(Data extract)

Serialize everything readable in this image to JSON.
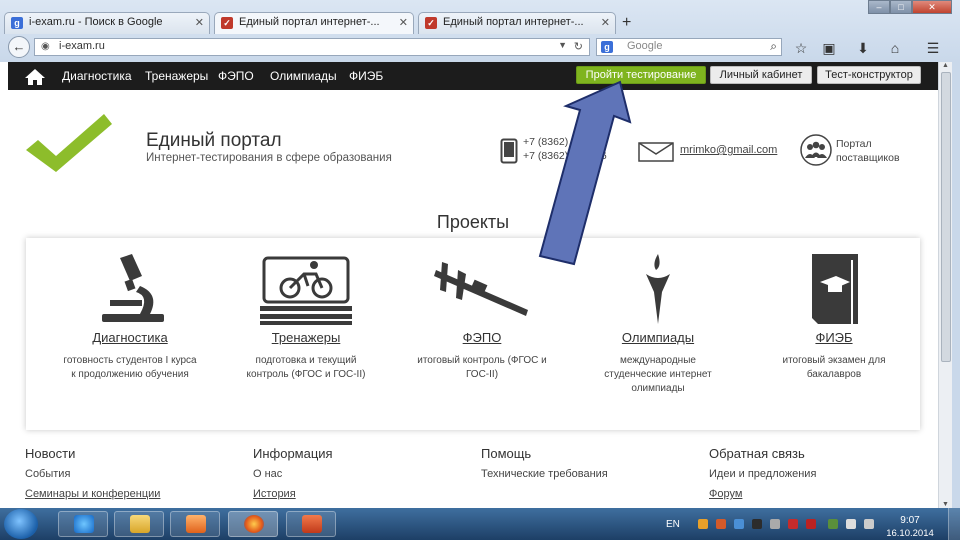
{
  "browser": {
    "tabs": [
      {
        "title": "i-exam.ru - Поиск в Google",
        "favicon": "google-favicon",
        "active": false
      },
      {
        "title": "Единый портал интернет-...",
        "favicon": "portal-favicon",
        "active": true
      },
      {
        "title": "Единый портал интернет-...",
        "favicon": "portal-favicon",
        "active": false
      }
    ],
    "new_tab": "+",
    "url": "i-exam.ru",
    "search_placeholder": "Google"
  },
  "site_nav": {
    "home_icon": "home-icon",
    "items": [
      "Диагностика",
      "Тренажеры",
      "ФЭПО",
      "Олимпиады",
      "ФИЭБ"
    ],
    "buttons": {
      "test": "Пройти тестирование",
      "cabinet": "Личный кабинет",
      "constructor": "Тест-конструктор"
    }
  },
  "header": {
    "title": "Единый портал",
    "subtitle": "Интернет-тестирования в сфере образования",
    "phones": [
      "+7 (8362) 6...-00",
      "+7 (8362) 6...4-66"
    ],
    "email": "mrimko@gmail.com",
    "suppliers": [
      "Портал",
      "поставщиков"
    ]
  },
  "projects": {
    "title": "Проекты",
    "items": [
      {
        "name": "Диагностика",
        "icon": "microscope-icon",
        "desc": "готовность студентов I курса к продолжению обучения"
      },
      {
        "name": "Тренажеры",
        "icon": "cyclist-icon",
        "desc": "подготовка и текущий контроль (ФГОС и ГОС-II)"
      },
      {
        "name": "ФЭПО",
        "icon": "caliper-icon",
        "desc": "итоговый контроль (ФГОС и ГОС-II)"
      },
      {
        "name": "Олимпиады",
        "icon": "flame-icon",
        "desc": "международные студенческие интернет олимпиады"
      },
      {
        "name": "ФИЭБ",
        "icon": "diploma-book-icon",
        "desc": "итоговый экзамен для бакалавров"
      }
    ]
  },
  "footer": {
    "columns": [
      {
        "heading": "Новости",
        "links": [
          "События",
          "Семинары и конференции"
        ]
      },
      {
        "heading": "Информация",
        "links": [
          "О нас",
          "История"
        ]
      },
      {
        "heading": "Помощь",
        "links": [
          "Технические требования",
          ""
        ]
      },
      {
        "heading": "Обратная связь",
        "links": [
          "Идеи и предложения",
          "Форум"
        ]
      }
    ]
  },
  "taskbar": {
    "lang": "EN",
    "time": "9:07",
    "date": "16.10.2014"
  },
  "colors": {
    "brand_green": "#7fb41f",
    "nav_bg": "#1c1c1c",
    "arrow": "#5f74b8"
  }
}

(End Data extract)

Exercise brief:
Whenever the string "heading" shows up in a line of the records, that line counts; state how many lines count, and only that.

Exercise result:
4